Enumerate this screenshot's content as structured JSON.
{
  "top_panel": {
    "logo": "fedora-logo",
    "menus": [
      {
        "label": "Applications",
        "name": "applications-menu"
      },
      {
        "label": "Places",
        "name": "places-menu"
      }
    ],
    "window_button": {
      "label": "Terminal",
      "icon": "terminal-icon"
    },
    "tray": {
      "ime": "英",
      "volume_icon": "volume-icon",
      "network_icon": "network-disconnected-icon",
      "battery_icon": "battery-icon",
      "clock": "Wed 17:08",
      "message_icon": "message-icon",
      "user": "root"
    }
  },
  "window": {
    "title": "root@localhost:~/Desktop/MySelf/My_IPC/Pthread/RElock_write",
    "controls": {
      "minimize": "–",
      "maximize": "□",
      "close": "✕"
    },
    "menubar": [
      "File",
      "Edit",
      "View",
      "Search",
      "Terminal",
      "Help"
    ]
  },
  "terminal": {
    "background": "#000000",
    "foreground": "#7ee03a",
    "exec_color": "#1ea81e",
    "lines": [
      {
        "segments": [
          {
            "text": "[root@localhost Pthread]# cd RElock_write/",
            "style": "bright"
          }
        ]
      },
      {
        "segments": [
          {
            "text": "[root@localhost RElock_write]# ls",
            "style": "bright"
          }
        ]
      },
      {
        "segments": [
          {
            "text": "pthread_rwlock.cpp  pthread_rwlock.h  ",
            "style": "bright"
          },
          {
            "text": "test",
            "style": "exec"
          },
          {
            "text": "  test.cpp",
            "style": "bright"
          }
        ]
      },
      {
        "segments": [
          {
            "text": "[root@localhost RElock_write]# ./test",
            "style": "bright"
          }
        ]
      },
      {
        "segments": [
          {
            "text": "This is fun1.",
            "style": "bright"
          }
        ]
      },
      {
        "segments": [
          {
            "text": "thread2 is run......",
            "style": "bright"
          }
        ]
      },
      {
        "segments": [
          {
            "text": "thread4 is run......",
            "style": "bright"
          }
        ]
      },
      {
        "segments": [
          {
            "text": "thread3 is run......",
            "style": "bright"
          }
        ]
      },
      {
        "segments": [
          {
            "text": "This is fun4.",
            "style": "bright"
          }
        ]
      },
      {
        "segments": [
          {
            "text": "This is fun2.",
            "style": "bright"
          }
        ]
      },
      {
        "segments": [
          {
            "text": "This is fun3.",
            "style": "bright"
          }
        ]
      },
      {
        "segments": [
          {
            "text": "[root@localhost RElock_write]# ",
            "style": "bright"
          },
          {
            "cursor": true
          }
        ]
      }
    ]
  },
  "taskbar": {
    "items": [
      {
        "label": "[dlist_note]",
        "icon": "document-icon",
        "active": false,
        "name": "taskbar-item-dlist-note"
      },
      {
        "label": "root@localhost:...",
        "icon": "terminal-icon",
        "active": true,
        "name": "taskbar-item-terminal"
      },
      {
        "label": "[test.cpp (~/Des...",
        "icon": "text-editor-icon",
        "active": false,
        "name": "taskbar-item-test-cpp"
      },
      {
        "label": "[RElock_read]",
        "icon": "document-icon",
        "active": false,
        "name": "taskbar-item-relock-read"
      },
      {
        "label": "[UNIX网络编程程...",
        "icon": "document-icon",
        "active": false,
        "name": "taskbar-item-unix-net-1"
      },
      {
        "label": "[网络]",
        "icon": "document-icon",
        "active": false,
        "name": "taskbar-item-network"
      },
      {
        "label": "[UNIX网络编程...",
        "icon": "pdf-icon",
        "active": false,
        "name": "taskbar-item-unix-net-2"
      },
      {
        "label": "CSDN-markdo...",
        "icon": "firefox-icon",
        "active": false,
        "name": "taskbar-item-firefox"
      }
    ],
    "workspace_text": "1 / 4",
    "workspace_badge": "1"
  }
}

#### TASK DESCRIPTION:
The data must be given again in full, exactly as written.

#### WRITTEN REPLY:
Enumerate this screenshot's content as structured JSON.
{
  "top_panel": {
    "logo": "fedora-logo",
    "menus": [
      {
        "label": "Applications",
        "name": "applications-menu"
      },
      {
        "label": "Places",
        "name": "places-menu"
      }
    ],
    "window_button": {
      "label": "Terminal",
      "icon": "terminal-icon"
    },
    "tray": {
      "ime": "英",
      "volume_icon": "volume-icon",
      "network_icon": "network-disconnected-icon",
      "battery_icon": "battery-icon",
      "clock": "Wed 17:08",
      "message_icon": "message-icon",
      "user": "root"
    }
  },
  "window": {
    "title": "root@localhost:~/Desktop/MySelf/My_IPC/Pthread/RElock_write",
    "controls": {
      "minimize": "–",
      "maximize": "□",
      "close": "✕"
    },
    "menubar": [
      "File",
      "Edit",
      "View",
      "Search",
      "Terminal",
      "Help"
    ]
  },
  "terminal": {
    "background": "#000000",
    "foreground": "#7ee03a",
    "exec_color": "#1ea81e",
    "lines": [
      {
        "segments": [
          {
            "text": "[root@localhost Pthread]# cd RElock_write/",
            "style": "bright"
          }
        ]
      },
      {
        "segments": [
          {
            "text": "[root@localhost RElock_write]# ls",
            "style": "bright"
          }
        ]
      },
      {
        "segments": [
          {
            "text": "pthread_rwlock.cpp  pthread_rwlock.h  ",
            "style": "bright"
          },
          {
            "text": "test",
            "style": "exec"
          },
          {
            "text": "  test.cpp",
            "style": "bright"
          }
        ]
      },
      {
        "segments": [
          {
            "text": "[root@localhost RElock_write]# ./test",
            "style": "bright"
          }
        ]
      },
      {
        "segments": [
          {
            "text": "This is fun1.",
            "style": "bright"
          }
        ]
      },
      {
        "segments": [
          {
            "text": "thread2 is run......",
            "style": "bright"
          }
        ]
      },
      {
        "segments": [
          {
            "text": "thread4 is run......",
            "style": "bright"
          }
        ]
      },
      {
        "segments": [
          {
            "text": "thread3 is run......",
            "style": "bright"
          }
        ]
      },
      {
        "segments": [
          {
            "text": "This is fun4.",
            "style": "bright"
          }
        ]
      },
      {
        "segments": [
          {
            "text": "This is fun2.",
            "style": "bright"
          }
        ]
      },
      {
        "segments": [
          {
            "text": "This is fun3.",
            "style": "bright"
          }
        ]
      },
      {
        "segments": [
          {
            "text": "[root@localhost RElock_write]# ",
            "style": "bright"
          },
          {
            "cursor": true
          }
        ]
      }
    ]
  },
  "taskbar": {
    "items": [
      {
        "label": "[dlist_note]",
        "icon": "document-icon",
        "active": false,
        "name": "taskbar-item-dlist-note"
      },
      {
        "label": "root@localhost:...",
        "icon": "terminal-icon",
        "active": true,
        "name": "taskbar-item-terminal"
      },
      {
        "label": "[test.cpp (~/Des...",
        "icon": "text-editor-icon",
        "active": false,
        "name": "taskbar-item-test-cpp"
      },
      {
        "label": "[RElock_read]",
        "icon": "document-icon",
        "active": false,
        "name": "taskbar-item-relock-read"
      },
      {
        "label": "[UNIX网络编程程...",
        "icon": "document-icon",
        "active": false,
        "name": "taskbar-item-unix-net-1"
      },
      {
        "label": "[网络]",
        "icon": "document-icon",
        "active": false,
        "name": "taskbar-item-network"
      },
      {
        "label": "[UNIX网络编程...",
        "icon": "pdf-icon",
        "active": false,
        "name": "taskbar-item-unix-net-2"
      },
      {
        "label": "CSDN-markdo...",
        "icon": "firefox-icon",
        "active": false,
        "name": "taskbar-item-firefox"
      }
    ],
    "workspace_text": "1 / 4",
    "workspace_badge": "1"
  }
}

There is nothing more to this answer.